---- Task data

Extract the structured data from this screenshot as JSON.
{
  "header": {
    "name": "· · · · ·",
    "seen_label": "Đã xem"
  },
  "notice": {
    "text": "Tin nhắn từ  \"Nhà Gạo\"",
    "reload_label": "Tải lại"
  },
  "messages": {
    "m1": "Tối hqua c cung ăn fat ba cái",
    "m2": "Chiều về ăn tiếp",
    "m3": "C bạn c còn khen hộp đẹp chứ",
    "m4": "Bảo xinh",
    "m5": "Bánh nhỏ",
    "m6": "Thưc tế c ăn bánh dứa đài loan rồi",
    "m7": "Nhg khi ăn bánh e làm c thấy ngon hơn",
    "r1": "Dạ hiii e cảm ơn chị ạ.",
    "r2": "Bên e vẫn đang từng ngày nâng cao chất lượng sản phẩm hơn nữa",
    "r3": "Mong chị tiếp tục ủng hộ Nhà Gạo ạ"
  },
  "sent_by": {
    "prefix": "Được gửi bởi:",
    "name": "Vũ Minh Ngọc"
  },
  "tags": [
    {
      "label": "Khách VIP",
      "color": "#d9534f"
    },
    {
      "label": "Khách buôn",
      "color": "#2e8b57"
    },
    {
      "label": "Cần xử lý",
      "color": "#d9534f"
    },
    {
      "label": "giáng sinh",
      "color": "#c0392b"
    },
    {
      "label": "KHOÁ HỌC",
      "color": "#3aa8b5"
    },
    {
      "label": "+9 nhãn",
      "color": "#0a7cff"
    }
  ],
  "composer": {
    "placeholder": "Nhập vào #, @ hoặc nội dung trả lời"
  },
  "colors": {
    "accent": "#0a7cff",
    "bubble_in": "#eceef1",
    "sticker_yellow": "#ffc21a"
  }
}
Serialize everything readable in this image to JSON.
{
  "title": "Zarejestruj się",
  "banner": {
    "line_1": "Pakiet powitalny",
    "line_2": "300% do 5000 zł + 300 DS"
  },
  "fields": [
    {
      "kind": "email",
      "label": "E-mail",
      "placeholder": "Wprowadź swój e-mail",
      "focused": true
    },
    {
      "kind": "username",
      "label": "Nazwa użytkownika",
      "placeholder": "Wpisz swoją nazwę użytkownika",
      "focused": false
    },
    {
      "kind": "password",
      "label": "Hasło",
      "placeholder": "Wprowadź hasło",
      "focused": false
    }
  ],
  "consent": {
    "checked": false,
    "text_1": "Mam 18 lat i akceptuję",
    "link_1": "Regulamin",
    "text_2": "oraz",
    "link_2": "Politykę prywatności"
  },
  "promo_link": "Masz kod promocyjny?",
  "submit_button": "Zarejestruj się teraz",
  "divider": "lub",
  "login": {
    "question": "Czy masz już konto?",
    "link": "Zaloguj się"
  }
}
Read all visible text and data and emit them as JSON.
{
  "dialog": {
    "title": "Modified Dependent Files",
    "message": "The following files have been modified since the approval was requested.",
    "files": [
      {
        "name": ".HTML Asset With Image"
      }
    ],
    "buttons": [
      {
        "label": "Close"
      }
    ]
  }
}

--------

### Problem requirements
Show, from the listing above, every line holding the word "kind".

### Result for this exercise
      "kind": "email",
      "kind": "username",
      "kind": "password",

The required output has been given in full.